- INSTRUCTIONS FOR THE TASK
The answer must be an exact restatement of all the data.

*** RECORDS SHOWN Section Begins ***

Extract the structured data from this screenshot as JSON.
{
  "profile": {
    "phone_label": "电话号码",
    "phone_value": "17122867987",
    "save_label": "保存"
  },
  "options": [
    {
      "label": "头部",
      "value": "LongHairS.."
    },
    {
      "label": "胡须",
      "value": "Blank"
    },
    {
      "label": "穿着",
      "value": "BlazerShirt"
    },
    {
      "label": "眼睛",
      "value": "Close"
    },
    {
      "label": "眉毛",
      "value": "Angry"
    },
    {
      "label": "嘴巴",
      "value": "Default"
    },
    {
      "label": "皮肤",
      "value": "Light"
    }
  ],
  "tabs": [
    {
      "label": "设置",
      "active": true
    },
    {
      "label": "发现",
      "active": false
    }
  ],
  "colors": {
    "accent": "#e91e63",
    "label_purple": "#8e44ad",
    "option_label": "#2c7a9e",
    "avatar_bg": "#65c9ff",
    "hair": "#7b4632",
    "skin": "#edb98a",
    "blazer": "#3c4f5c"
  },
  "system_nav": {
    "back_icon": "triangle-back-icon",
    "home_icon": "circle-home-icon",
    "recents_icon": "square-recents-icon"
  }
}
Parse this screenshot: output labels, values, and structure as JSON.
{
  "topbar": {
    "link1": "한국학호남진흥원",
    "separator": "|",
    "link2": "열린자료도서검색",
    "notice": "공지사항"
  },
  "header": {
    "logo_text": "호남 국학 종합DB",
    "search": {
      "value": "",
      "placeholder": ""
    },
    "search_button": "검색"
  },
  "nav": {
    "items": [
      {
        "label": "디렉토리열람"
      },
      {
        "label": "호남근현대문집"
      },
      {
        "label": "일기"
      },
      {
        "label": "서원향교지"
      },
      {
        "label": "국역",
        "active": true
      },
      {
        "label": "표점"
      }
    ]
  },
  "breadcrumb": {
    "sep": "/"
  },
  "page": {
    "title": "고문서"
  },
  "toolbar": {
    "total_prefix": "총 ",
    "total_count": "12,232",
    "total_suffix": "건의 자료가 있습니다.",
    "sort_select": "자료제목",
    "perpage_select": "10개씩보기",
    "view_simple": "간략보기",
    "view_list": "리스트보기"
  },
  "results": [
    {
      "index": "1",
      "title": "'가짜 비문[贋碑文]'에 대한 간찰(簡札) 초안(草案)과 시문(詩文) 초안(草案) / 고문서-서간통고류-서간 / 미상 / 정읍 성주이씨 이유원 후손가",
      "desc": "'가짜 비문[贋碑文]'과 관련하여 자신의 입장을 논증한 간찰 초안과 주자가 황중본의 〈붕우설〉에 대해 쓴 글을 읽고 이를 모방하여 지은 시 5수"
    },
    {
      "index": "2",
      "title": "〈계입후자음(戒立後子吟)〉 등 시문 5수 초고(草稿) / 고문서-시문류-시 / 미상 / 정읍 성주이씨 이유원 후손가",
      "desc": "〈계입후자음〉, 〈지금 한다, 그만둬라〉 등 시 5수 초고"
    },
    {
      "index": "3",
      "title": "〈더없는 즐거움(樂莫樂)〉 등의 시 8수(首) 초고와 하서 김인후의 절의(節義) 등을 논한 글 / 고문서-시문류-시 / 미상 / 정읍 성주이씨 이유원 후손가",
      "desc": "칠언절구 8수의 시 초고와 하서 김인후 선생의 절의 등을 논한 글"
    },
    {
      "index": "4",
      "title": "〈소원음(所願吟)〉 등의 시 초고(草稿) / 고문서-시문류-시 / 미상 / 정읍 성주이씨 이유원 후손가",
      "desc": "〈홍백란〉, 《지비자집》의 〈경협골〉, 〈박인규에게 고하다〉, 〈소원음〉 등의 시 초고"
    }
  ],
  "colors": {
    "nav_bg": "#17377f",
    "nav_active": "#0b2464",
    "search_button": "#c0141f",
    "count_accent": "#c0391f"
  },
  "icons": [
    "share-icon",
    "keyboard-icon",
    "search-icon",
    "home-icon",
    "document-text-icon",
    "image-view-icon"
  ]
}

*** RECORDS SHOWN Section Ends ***

- RESPONSE TO THIS EXERCISE
Extract the structured data from this screenshot as JSON.
{
  "profile": {
    "phone_label": "电话号码",
    "phone_value": "17122867987",
    "save_label": "保存"
  },
  "options": [
    {
      "label": "头部",
      "value": "LongHairS.."
    },
    {
      "label": "胡须",
      "value": "Blank"
    },
    {
      "label": "穿着",
      "value": "BlazerShirt"
    },
    {
      "label": "眼睛",
      "value": "Close"
    },
    {
      "label": "眉毛",
      "value": "Angry"
    },
    {
      "label": "嘴巴",
      "value": "Default"
    },
    {
      "label": "皮肤",
      "value": "Light"
    }
  ],
  "tabs": [
    {
      "label": "设置",
      "active": true
    },
    {
      "label": "发现",
      "active": false
    }
  ],
  "colors": {
    "accent": "#e91e63",
    "label_purple": "#8e44ad",
    "option_label": "#2c7a9e",
    "avatar_bg": "#65c9ff",
    "hair": "#7b4632",
    "skin": "#edb98a",
    "blazer": "#3c4f5c"
  },
  "system_nav": {
    "back_icon": "triangle-back-icon",
    "home_icon": "circle-home-icon",
    "recents_icon": "square-recents-icon"
  }
}
Parse this screenshot: output labels, values, and structure as JSON.
{
  "topbar": {
    "link1": "한국학호남진흥원",
    "separator": "|",
    "link2": "열린자료도서검색",
    "notice": "공지사항"
  },
  "header": {
    "logo_text": "호남 국학 종합DB",
    "search": {
      "value": "",
      "placeholder": ""
    },
    "search_button": "검색"
  },
  "nav": {
    "items": [
      {
        "label": "디렉토리열람"
      },
      {
        "label": "호남근현대문집"
      },
      {
        "label": "일기"
      },
      {
        "label": "서원향교지"
      },
      {
        "label": "국역",
        "active": true
      },
      {
        "label": "표점"
      }
    ]
  },
  "breadcrumb": {
    "sep": "/"
  },
  "page": {
    "title": "고문서"
  },
  "toolbar": {
    "total_prefix": "총 ",
    "total_count": "12,232",
    "total_suffix": "건의 자료가 있습니다.",
    "sort_select": "자료제목",
    "perpage_select": "10개씩보기",
    "view_simple": "간략보기",
    "view_list": "리스트보기"
  },
  "results": [
    {
      "index": "1",
      "title": "'가짜 비문[贋碑文]'에 대한 간찰(簡札) 초안(草案)과 시문(詩文) 초안(草案) / 고문서-서간통고류-서간 / 미상 / 정읍 성주이씨 이유원 후손가",
      "desc": "'가짜 비문[贋碑文]'과 관련하여 자신의 입장을 논증한 간찰 초안과 주자가 황중본의 〈붕우설〉에 대해 쓴 글을 읽고 이를 모방하여 지은 시 5수"
    },
    {
      "index": "2",
      "title": "〈계입후자음(戒立後子吟)〉 등 시문 5수 초고(草稿) / 고문서-시문류-시 / 미상 / 정읍 성주이씨 이유원 후손가",
      "desc": "〈계입후자음〉, 〈지금 한다, 그만둬라〉 등 시 5수 초고"
    },
    {
      "index": "3",
      "title": "〈더없는 즐거움(樂莫樂)〉 등의 시 8수(首) 초고와 하서 김인후의 절의(節義) 등을 논한 글 / 고문서-시문류-시 / 미상 / 정읍 성주이씨 이유원 후손가",
      "desc": "칠언절구 8수의 시 초고와 하서 김인후 선생의 절의 등을 논한 글"
    },
    {
      "index": "4",
      "title": "〈소원음(所願吟)〉 등의 시 초고(草稿) / 고문서-시문류-시 / 미상 / 정읍 성주이씨 이유원 후손가",
      "desc": "〈홍백란〉, 《지비자집》의 〈경협골〉, 〈박인규에게 고하다〉, 〈소원음〉 등의 시 초고"
    }
  ],
  "colors": {
    "nav_bg": "#17377f",
    "nav_active": "#0b2464",
    "search_button": "#c0141f",
    "count_accent": "#c0391f"
  },
  "icons": [
    "share-icon",
    "keyboard-icon",
    "search-icon",
    "home-icon",
    "document-text-icon",
    "image-view-icon"
  ]
}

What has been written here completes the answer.